* **What needs to be done**
Could you repeat the records shown below exactly as written?

####

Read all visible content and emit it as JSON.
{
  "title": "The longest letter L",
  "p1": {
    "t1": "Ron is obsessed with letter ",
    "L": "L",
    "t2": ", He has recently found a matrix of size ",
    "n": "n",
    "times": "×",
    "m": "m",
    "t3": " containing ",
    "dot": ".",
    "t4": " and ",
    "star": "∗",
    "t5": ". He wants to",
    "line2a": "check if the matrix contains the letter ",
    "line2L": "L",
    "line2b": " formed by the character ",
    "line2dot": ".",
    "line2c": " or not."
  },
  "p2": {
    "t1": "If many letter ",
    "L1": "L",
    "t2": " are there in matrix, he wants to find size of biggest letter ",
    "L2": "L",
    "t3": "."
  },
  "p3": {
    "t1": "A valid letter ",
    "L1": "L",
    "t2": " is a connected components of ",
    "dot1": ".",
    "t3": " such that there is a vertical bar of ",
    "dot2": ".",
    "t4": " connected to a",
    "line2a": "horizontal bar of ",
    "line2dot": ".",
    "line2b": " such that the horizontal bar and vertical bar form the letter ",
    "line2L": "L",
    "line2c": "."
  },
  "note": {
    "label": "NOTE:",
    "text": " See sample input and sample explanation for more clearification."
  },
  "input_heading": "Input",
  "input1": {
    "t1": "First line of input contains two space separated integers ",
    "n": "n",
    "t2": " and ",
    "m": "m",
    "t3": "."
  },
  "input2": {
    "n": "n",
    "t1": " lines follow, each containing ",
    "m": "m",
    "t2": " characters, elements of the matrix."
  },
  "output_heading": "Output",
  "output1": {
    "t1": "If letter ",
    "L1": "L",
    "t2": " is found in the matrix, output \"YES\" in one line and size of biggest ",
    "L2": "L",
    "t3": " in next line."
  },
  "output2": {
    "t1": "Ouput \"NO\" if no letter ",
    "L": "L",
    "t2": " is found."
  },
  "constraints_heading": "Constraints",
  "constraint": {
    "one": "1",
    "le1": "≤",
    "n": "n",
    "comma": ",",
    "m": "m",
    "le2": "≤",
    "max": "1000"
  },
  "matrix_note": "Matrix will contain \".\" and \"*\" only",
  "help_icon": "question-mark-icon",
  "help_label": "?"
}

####

* **Task response**
Read all visible content and emit it as JSON.
{
  "title": "The longest letter L",
  "p1": {
    "t1": "Ron is obsessed with letter ",
    "L": "L",
    "t2": ", He has recently found a matrix of size ",
    "n": "n",
    "times": "×",
    "m": "m",
    "t3": " containing ",
    "dot": ".",
    "t4": " and ",
    "star": "∗",
    "t5": ". He wants to",
    "line2a": "check if the matrix contains the letter ",
    "line2L": "L",
    "line2b": " formed by the character ",
    "line2dot": ".",
    "line2c": " or not."
  },
  "p2": {
    "t1": "If many letter ",
    "L1": "L",
    "t2": " are there in matrix, he wants to find size of biggest letter ",
    "L2": "L",
    "t3": "."
  },
  "p3": {
    "t1": "A valid letter ",
    "L1": "L",
    "t2": " is a connected components of ",
    "dot1": ".",
    "t3": " such that there is a vertical bar of ",
    "dot2": ".",
    "t4": " connected to a",
    "line2a": "horizontal bar of ",
    "line2dot": ".",
    "line2b": " such that the horizontal bar and vertical bar form the letter ",
    "line2L": "L",
    "line2c": "."
  },
  "note": {
    "label": "NOTE:",
    "text": " See sample input and sample explanation for more clearification."
  },
  "input_heading": "Input",
  "input1": {
    "t1": "First line of input contains two space separated integers ",
    "n": "n",
    "t2": " and ",
    "m": "m",
    "t3": "."
  },
  "input2": {
    "n": "n",
    "t1": " lines follow, each containing ",
    "m": "m",
    "t2": " characters, elements of the matrix."
  },
  "output_heading": "Output",
  "output1": {
    "t1": "If letter ",
    "L1": "L",
    "t2": " is found in the matrix, output \"YES\" in one line and size of biggest ",
    "L2": "L",
    "t3": " in next line."
  },
  "output2": {
    "t1": "Ouput \"NO\" if no letter ",
    "L": "L",
    "t2": " is found."
  },
  "constraints_heading": "Constraints",
  "constraint": {
    "one": "1",
    "le1": "≤",
    "n": "n",
    "comma": ",",
    "m": "m",
    "le2": "≤",
    "max": "1000"
  },
  "matrix_note": "Matrix will contain \".\" and \"*\" only",
  "help_icon": "question-mark-icon",
  "help_label": "?"
}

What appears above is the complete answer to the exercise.